The next course was fondue. A bubbling bowl of yellow gooeyness came with plenty of bread for dipping. All that was left in the end was some burnt cheese residue. Our waitress took the fondue fork and began twisting and turning until the burnt cheese was scraped off into an edible cheese disc. She described it as being the best part of the meal, and it was my duty to test the theory. AFFIRMATIVE.

DO: Eat fondue!
DON'T: Be a prostitute. At least not during the day around food establishments.

Thursday, August 1, 2013

Swiss Chuchi!

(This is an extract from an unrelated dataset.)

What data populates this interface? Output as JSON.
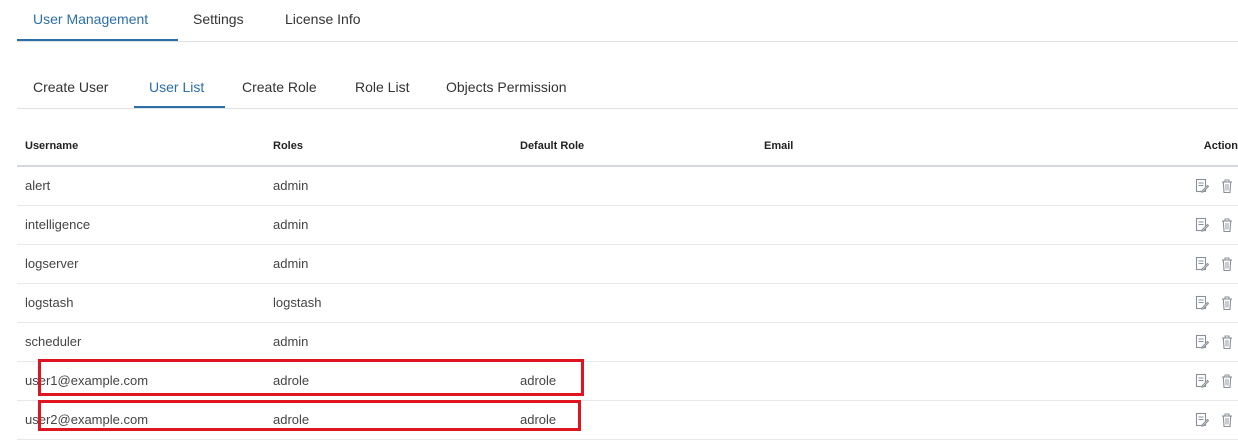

After walking in the heat all day it became a mission to find lunch. I had no idea what "Swiss food" meant. It didn't feel right eating French. It didn't feel right eating Italian. It didn't feel right eating German. So why don't I take a chance on a restaurant with "Swiss" in the title, and a fondue pot painted on the awning.

We sat at a table outside, and judging by the puddle of sweat I produced when my cheeks met the pleather chair, it was just too hot for fondue. Instead, we tried a few other plates that we heard are like, totally Swizzy.

Cheese, ham slices, and pickles (you will find, as we did, this is a theme) over a salad with some kind of creamy dressing was our first dish. A lot of cheese. Their cheese is not to be messed with. You can smell it coming.

Up next was the rösti, shredded potatoes fried in nugget-form and stuffed with cheese (surprised?) served over a salad with creamy dressing. It was like McDonald's breakfast hash browns, the gourmet edition, stuffed with cheese. Yum. Nothing makes more sense to me than fried carbs over a bed of lettuce.

We finished the meal with a meaty plate. A skewer of pig, if you will? Bratwurst, bacon, and pork on a stick with gravy to be exact. It was complimented by home fries. The whole production was washed down with a Swiss beer, Eichhof.